▸ Exercise requirements:
Collect all lines from the records below that include the word "Payment".

▸ Data records for software interfaces:
☆ ☆ ☆ ☆ ☆

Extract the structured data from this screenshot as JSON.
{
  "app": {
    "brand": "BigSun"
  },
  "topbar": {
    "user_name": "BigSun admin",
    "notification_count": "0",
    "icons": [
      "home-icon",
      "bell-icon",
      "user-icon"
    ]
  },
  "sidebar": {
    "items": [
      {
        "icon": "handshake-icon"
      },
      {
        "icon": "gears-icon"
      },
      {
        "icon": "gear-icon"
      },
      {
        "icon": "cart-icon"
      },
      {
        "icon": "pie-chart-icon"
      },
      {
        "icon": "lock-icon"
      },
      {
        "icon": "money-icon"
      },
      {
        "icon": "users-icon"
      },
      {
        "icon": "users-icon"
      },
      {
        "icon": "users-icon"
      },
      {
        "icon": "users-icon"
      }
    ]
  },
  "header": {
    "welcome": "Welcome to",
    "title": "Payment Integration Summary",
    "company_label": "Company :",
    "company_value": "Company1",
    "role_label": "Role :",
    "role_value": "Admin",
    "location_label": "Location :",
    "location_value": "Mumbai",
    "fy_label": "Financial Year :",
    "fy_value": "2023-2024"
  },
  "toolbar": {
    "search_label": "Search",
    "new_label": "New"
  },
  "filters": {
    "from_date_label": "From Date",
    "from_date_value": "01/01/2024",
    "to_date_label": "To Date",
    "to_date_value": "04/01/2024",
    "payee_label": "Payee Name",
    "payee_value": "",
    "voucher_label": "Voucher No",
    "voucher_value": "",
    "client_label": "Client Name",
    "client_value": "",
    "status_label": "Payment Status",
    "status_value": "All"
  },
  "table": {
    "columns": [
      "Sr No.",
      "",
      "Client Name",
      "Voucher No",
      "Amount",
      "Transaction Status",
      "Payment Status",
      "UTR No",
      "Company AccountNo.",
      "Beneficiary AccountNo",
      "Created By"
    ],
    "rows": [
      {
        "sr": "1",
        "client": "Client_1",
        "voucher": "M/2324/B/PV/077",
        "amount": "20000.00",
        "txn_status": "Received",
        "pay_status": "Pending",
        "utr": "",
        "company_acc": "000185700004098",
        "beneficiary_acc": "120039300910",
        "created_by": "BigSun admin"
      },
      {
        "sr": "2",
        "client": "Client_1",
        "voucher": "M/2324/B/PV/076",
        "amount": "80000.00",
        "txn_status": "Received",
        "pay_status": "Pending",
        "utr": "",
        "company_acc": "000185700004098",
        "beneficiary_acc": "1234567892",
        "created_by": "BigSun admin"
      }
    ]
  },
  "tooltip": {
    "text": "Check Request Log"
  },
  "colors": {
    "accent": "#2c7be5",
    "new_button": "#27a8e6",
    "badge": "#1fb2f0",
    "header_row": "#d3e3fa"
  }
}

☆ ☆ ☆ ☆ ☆

▸ Written response:
    "title": "Payment Integration Summary",
    "status_label": "Payment Status",
      "Payment Status",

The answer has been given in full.